*** Given records Section Begins ***

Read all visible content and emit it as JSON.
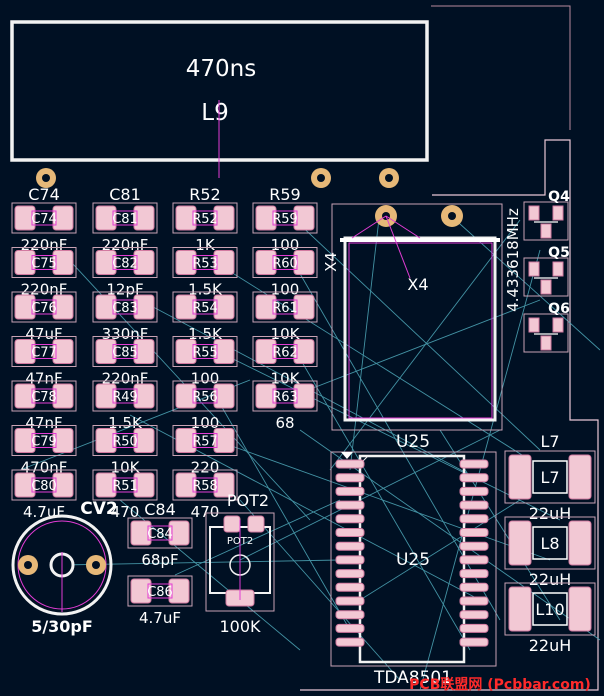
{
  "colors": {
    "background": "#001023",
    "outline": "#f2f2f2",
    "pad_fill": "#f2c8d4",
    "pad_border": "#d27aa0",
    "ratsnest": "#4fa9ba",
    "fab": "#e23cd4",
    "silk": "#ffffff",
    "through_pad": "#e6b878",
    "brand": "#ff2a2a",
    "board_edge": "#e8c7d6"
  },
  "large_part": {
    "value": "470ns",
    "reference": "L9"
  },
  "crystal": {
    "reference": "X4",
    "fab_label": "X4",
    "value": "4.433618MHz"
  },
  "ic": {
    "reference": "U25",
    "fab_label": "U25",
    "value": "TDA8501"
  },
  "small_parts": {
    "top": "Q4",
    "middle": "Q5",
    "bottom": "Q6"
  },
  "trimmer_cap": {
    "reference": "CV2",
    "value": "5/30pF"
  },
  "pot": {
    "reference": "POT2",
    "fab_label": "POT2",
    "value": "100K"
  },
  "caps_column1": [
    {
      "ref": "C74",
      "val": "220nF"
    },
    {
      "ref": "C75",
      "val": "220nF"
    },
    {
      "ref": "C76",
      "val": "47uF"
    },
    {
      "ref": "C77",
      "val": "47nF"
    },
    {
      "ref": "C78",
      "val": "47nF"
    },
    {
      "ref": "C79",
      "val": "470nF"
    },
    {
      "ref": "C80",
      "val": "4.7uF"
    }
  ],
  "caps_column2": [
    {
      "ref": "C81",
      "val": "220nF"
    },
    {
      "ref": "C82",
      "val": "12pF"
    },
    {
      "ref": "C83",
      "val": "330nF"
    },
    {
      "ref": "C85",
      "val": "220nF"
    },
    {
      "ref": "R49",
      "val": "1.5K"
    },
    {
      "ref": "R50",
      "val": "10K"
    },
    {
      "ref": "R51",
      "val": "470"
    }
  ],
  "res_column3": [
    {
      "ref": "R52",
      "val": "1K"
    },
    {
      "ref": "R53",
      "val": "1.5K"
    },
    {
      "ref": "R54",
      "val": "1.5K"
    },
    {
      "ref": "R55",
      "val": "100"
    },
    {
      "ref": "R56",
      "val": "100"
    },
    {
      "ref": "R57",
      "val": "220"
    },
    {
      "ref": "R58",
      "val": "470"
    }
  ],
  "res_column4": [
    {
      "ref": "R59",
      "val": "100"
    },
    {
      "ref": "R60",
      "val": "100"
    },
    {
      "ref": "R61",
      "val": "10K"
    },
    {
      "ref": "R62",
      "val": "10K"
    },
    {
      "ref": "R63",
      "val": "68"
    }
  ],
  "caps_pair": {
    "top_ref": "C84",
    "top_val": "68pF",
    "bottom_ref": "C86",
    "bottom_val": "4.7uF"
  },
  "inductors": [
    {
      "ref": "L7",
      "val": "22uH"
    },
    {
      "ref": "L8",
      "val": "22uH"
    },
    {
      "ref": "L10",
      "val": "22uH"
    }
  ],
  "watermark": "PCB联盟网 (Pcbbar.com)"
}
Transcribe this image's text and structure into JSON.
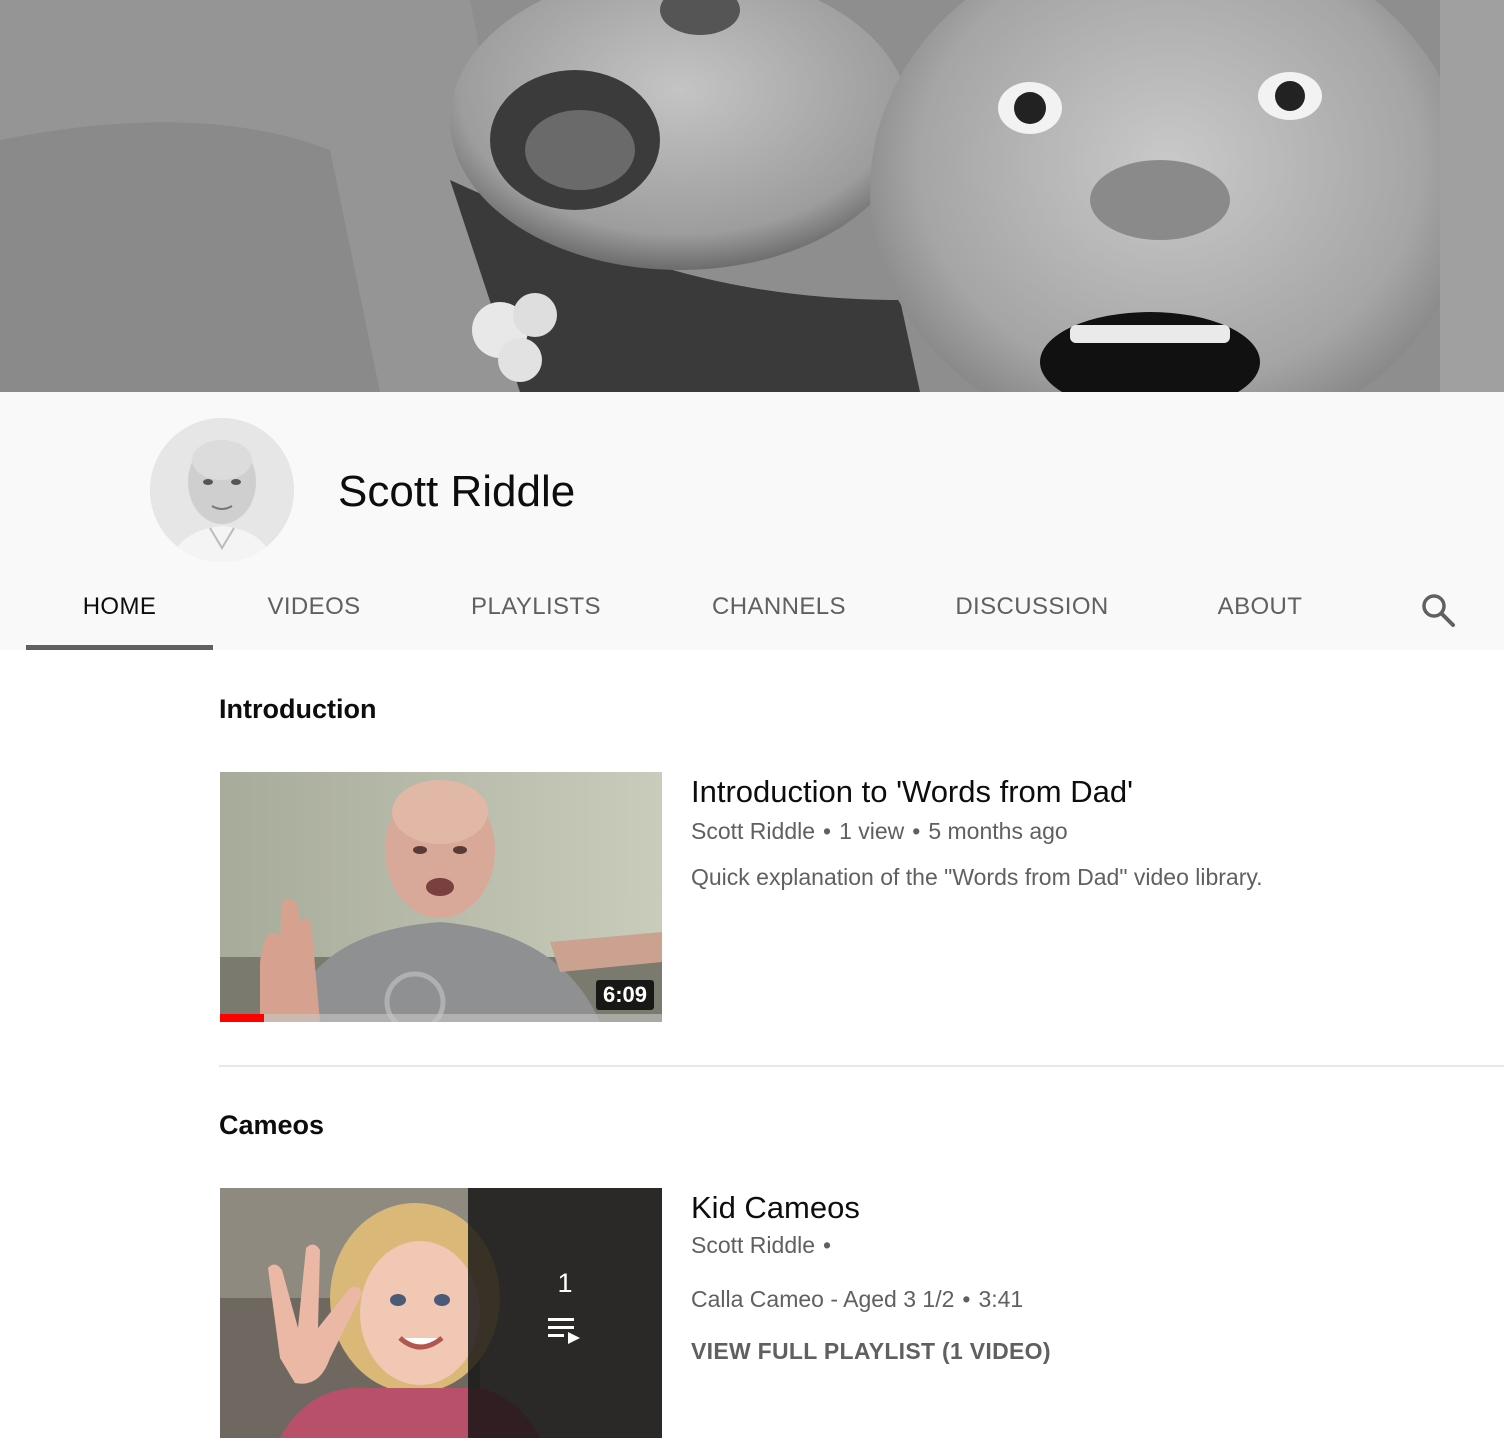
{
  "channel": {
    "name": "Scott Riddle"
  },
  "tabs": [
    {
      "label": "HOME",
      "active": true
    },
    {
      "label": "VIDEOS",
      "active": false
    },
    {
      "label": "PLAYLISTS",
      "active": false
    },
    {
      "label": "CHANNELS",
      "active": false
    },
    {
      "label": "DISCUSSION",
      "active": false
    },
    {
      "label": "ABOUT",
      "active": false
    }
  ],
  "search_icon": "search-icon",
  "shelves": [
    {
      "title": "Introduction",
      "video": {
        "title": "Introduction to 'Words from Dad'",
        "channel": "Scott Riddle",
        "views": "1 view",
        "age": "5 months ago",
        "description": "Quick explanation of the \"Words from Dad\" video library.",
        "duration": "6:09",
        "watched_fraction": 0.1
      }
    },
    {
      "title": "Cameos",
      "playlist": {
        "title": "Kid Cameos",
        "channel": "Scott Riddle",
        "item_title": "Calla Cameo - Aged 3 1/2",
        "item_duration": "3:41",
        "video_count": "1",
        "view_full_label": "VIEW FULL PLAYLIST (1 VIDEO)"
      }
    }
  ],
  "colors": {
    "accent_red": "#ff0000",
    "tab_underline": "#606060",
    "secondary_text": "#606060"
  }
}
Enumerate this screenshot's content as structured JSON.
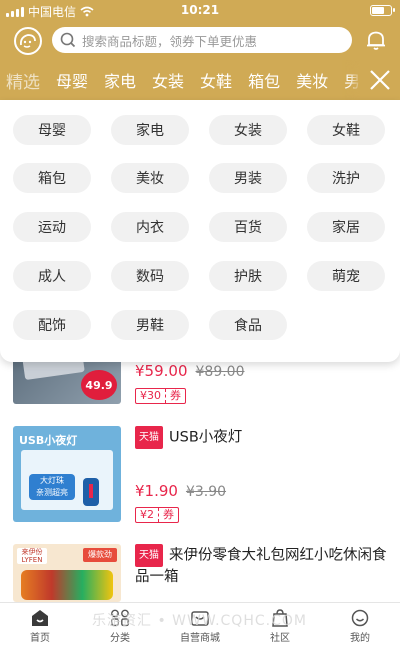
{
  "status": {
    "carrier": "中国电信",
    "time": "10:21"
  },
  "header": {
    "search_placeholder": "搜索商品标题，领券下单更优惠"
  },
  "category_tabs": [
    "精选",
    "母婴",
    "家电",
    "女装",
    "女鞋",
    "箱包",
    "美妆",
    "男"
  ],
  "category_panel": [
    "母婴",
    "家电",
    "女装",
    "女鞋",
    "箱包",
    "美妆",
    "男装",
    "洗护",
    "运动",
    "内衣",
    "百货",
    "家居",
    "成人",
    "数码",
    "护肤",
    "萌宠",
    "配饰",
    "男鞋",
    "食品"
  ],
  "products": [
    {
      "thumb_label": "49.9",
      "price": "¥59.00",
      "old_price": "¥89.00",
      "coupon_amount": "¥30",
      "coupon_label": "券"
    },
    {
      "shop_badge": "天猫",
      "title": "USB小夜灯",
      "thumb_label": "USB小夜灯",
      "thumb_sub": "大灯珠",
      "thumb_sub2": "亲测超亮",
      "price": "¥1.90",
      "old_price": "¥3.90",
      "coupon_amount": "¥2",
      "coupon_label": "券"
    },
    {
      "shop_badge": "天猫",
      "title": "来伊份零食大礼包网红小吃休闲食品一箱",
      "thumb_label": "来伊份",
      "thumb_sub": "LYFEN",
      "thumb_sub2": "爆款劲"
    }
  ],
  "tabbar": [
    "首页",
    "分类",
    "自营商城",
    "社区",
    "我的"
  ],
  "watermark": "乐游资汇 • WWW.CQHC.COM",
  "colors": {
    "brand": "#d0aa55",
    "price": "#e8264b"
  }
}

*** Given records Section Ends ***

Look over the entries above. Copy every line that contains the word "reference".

    "reference": "L9"
    "reference": "X4",
    "reference": "U25",
    "reference": "CV2",
    "reference": "POT2",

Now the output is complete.